2. Though shalt use follow editorial document for any content ( content is the king)
3. Though shalt follow design
4. Though shalt comment your code
5. Though shalt follow naming conventions and coding guidelines
6. Though shalt unit test
7. Though shalt get your code reviewed
8. Though shalt properly test your code’s functionality. Though shalt really not wait for only QA’s to test for you
9. Though shalt consider performance and security while coding
10. Though shalt attach your code to proper work item and add comments while checking in


1. The code is providing functionality as documented in requirement documents like use cases, change requests, user stories etc.
2. If there is any content/text to be displayed it need to be properly added especially if your site is multilingual make sure you add all resource keys.
3. The code is following the approved design for the module/project.
4. The code is properly commented if required. Some methods, classes are self-explanatory. Commenting just for the sake of it is not required.
5. The naming conventions and coding guidelines are followed.
6. A minimum accepted level of unit/integration testing is there.
7. Code is reviewed by another member in your team. This also lets people explore each other's code and can provide support if required (a member leaving the team, absence etc.) It’s also a great learning process.
8. Do at least some basic testing. It is not just QA's job to properly test functionality. Developers should test their code with all possible scenarios etc. before checking in. Also if the code touches or modifies existing functionality a minimum regression testing should be done. This would avoid lot of back and forth between development and QA team and save us lot of time.
9. Performance and security is not something to be pushed at the end and should be considered during development and code review.
10. While checking in attach it to the proper work item and add comments while checking in.

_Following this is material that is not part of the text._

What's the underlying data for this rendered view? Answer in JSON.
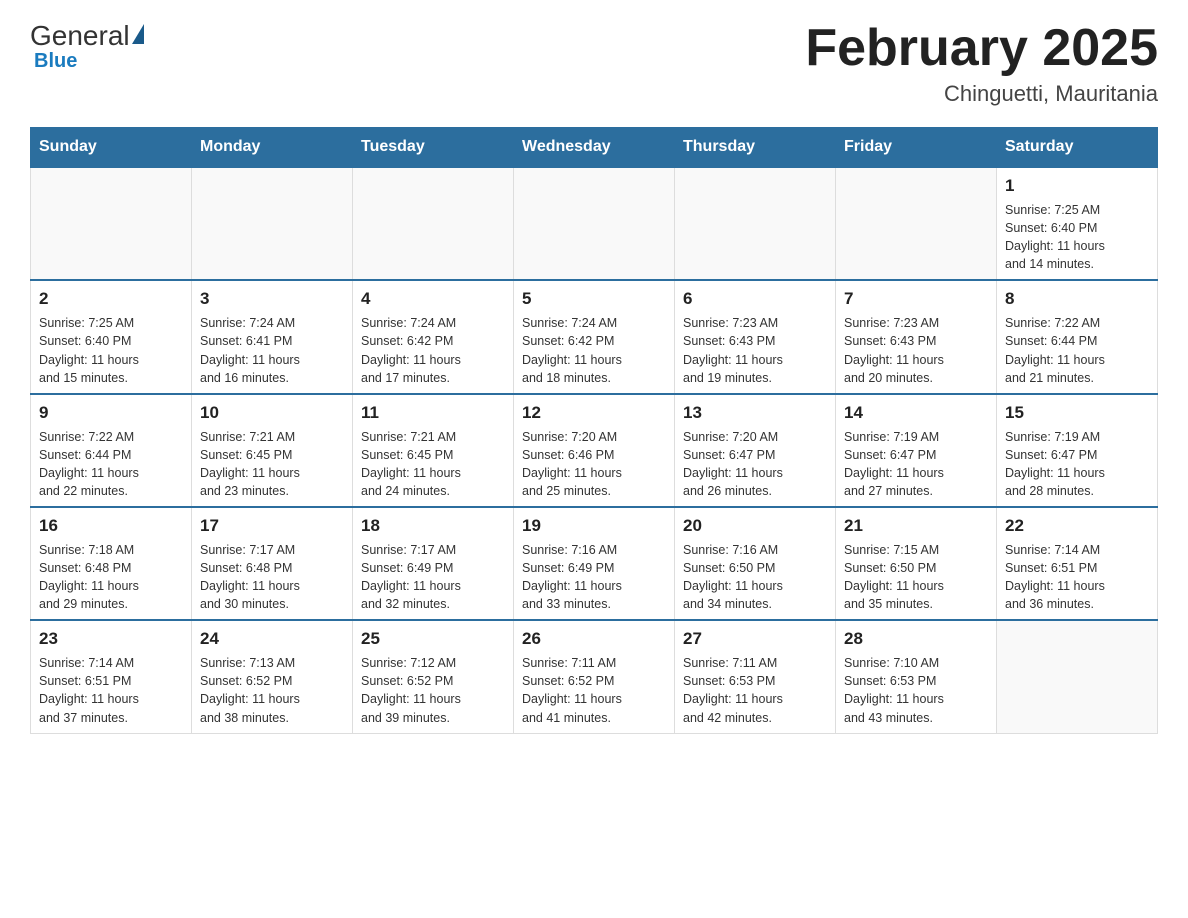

Disable copy paste in an input field

Needed to disable copy, paste in an input field and tried different javascript solutions. It worked on most of the browsers except some versions of IE. After spending sometime with custom java script I gave up and rather tried the following tags in markup which worked in all modern browsers:

<input id="myInput" onCopy="return false" onDrag="return false" onDrop="return false" onPaste="return false" autocomplete=off type="text"/>

More information on these events can be found http://developer.practicalecommerce.com/articles/1906-JavaScript-s-Copy-and-Paste-Events.

Disable div contents with javascript

It is a common requirement to disable ( not hide) div contents on client side depending on certain logic. For example if you have inputs like radio buttons in a div and you want to disable all of them within the given div, you can disable the div to disable selection of any element inside the div.

One way to achieve this via java script is to use the disable attribute.

$('div#myDiv').attr("disabled", 'disabled');

This works in all browsers except firefox. After trying different ways to do it I finally wrote a small script that iterates through your container element (div in this case) and disables them. This works in all browsers.


$(this).attr("disabled", 'disabled');